### Your instructions
Whenever the string "Boot" appears in a line of the listing below, that line counts. Say how many lines count, and give nothing else.
---+---
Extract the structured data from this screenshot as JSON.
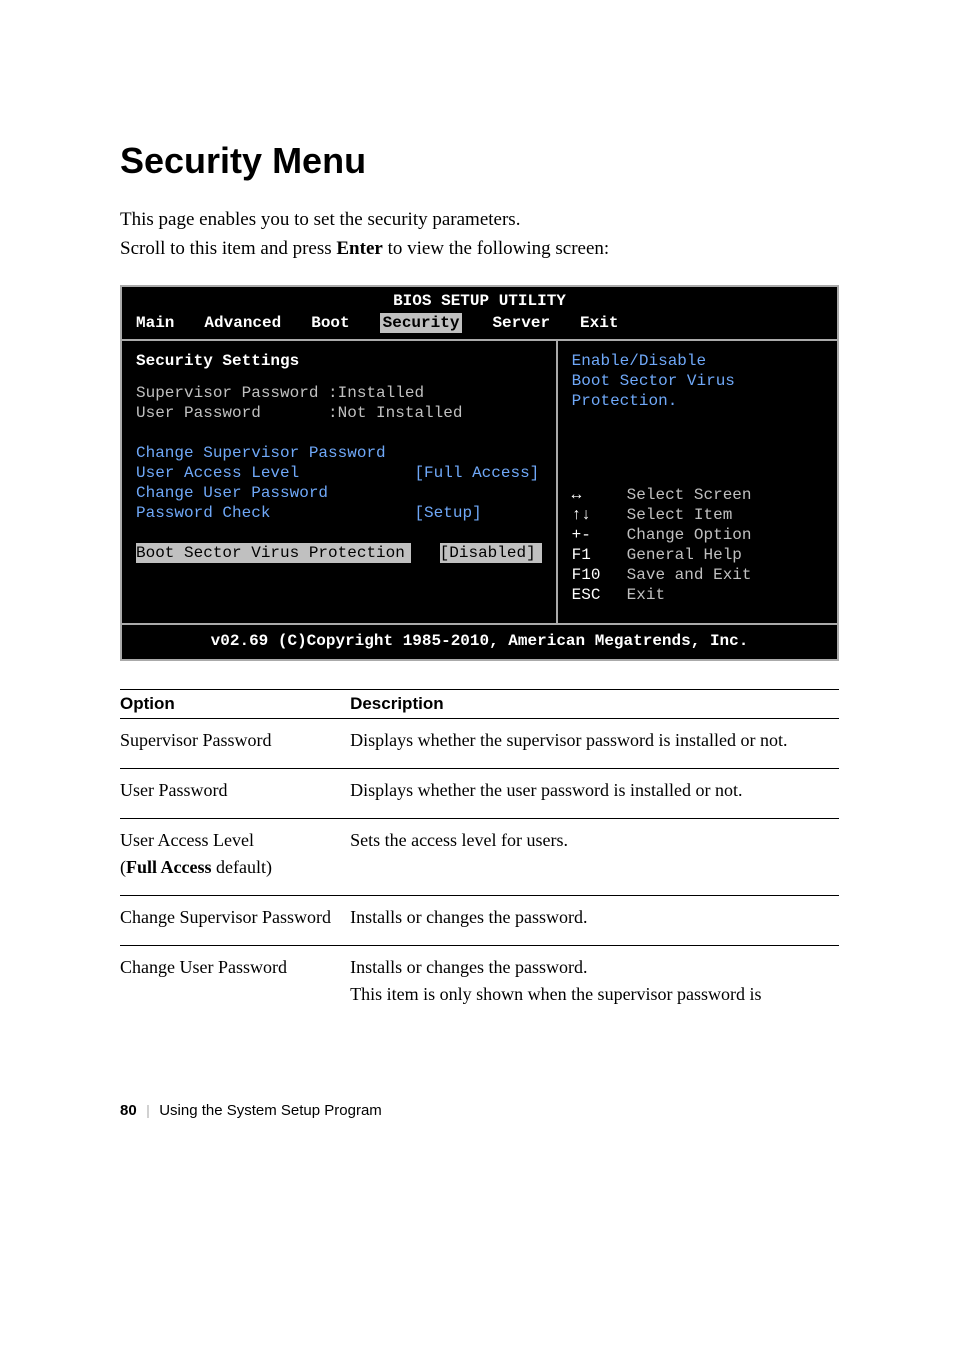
{
  "heading": "Security Menu",
  "intro_line1": "This page enables you to set the security parameters.",
  "intro_line2_a": "Scroll to this item and press ",
  "intro_line2_b": "Enter",
  "intro_line2_c": " to view the following screen:",
  "bios": {
    "title": "BIOS SETUP UTILITY",
    "tabs": {
      "main": "Main",
      "advanced": "Advanced",
      "boot": "Boot",
      "security": "Security",
      "server": "Server",
      "exit": "Exit"
    },
    "left": {
      "section": "Security Settings",
      "sup_label": "Supervisor Password :",
      "sup_val": "Installed",
      "user_label": "User Password       :",
      "user_val": "Not Installed",
      "item_change_sup": "Change Supervisor Password",
      "item_ual": "User Access Level",
      "item_ual_val": "[Full Access]",
      "item_change_user": "Change User Password",
      "item_pwcheck": "Password Check",
      "item_pwcheck_val": "[Setup]",
      "item_bsv": "Boot Sector Virus Protection",
      "item_bsv_val": "[Disabled]"
    },
    "right": {
      "help1": "Enable/Disable",
      "help2": "Boot Sector Virus",
      "help3": "Protection.",
      "keys": [
        {
          "k": "↔",
          "d": "Select Screen"
        },
        {
          "k": "↑↓",
          "d": "Select Item"
        },
        {
          "k": "+-",
          "d": "Change Option"
        },
        {
          "k": "F1",
          "d": "General Help"
        },
        {
          "k": "F10",
          "d": "Save and Exit"
        },
        {
          "k": "ESC",
          "d": "Exit"
        }
      ]
    },
    "footer": "v02.69 (C)Copyright 1985-2010, American Megatrends, Inc."
  },
  "table": {
    "h_option": "Option",
    "h_desc": "Description",
    "rows": [
      {
        "opt": "Supervisor Password",
        "opt2": "",
        "bold2": false,
        "desc": "Displays whether the supervisor password is installed or not."
      },
      {
        "opt": "User Password",
        "opt2": "",
        "bold2": false,
        "desc": "Displays whether the user password is installed or not."
      },
      {
        "opt": "User Access Level",
        "opt2_pre": "(",
        "opt2_bold": "Full Access",
        "opt2_post": " default)",
        "desc": "Sets the access level for users."
      },
      {
        "opt": "Change Supervisor Password",
        "opt2": "",
        "bold2": false,
        "desc": "Installs or changes the password."
      },
      {
        "opt": "Change User Password",
        "opt2": "",
        "bold2": false,
        "desc": "Installs or changes the password.\nThis item is only shown when the supervisor password is"
      }
    ]
  },
  "footer": {
    "page": "80",
    "section": "Using the System Setup Program"
  }
}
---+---
### Output for this task
3